Firefighters in Australia have completed a "brave and secret mission" to save the world's last-known natural grove of an ancient tree species commonly referred to as living fossils.
Known as "living dinosaurs", records show the striking Wollemi Pines have existed for up to 200 million years.
They were thought to be extinct until 1994, when they were found deep inside a narrow, rugged canyon located 93 miles from Sydney.
The Royal Botanical Gardens referred to this as "one of the greatest botanical discoveries of our time".
In a challenging effort to protect the dwindling pines, the New South Wales government organised a "secret" mission to save them from the ferocious and unprecedented bushfires currently ravaging much of Australia.
NSW Environment Minister Matt Kean said the trees, which survived the dinosaurs, now seemed likely to survive the fires.
And he said the success was not easy to achieve.
"Wollemi National Park is the only place in the world where these trees are found in the wild and, with less than 200 left, we knew we needed to do everything we could to save them," Mr Kean said.
"The pines... which were thought to be extinct and whose location is kept secret to prevent contamination, benefited from an unprecedented environmental protection mission."
Mr Kean said the operation included large air tankers dropping fire retardant and specialist firefighters being winched from helicopters to set up an irrigation system in the gorge.
As the blaze advanced, firefighters were repeatedly hoisted into the isolated site to work the irrigation system, while helicopters watered the fire edge to minimise impact on the trees.

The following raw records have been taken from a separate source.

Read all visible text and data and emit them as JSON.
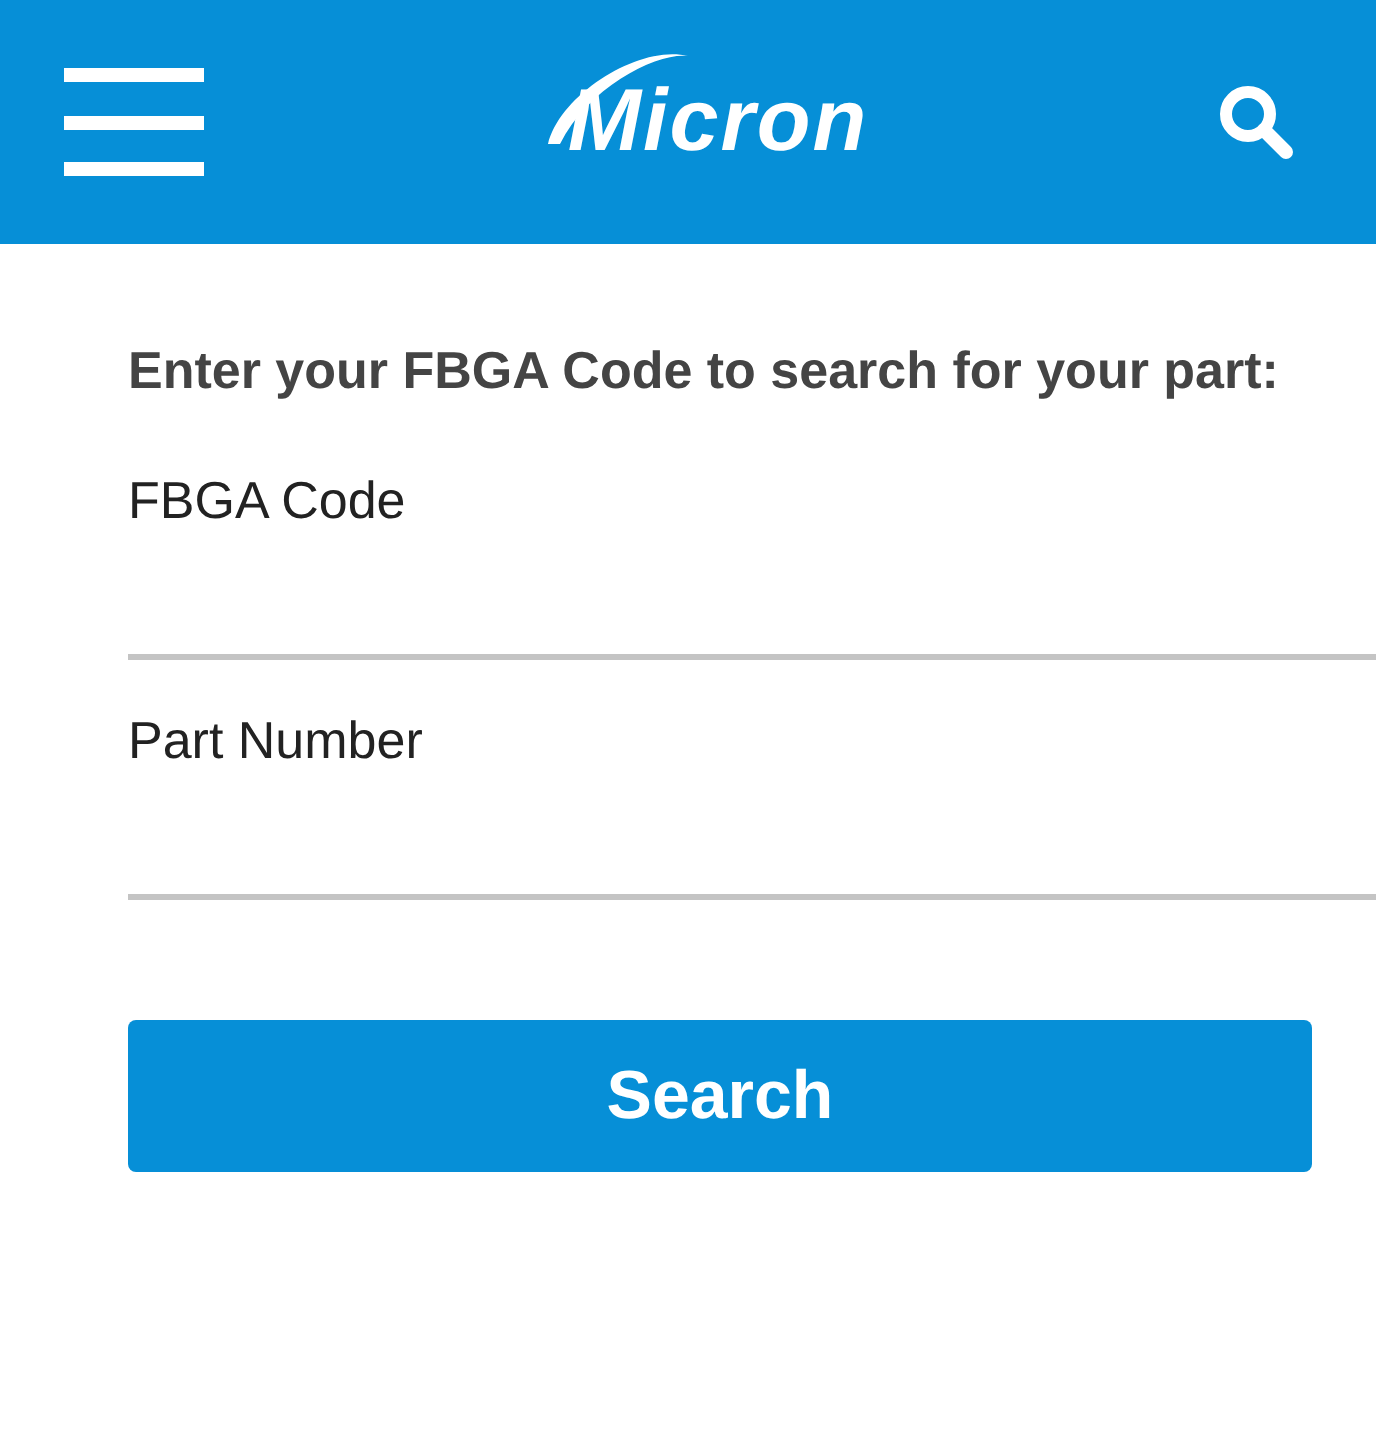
{
  "header": {
    "logo": "Micron"
  },
  "heading": "Enter your FBGA Code to search for your part:",
  "fields": [
    {
      "label": "FBGA Code"
    },
    {
      "label": "Part Number"
    }
  ],
  "button": "Search"
}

Following a scientific assessment, Mr Kean said some trees were charred but the species were expected to survive the fires.
"The 2019 wildfire is the first ever opportunity to see the fire response of mature Wollemi Pine in a natural setting, which will help us refine the way we manage fire in these sites long-term," he said.
However, Mr Kean said the full impact will not be known for some time - and with Australia's bushfire season far from over, more damage could yet occur.
"Illegal visitation remains a significant threat to the Wollemi Pines survival in the wild due to the risk of trampling regenerating plants and introducing diseases which could devastate the remaining populations and their recovery," he said.
Cris Brack, associate professor at the Australian National University, was "astonished" at the effort, including the "brave decision" to put people on the ground where there was no escape route from an overwhelming ember storm.
He said the mission was extremely important given how threatened the species were.
"There are so few in the wild, they have been individually named," Professor Brack said.
"One small fire or introduced soil pathogen could easily wipe them out."
Bushfires in Australia have been burning since September and have claimed the lives of 28 people, killed more than a billion animals and ripped through forests and farmland the size of Bulgaria - causing major cities to record some of the world's worst air quality.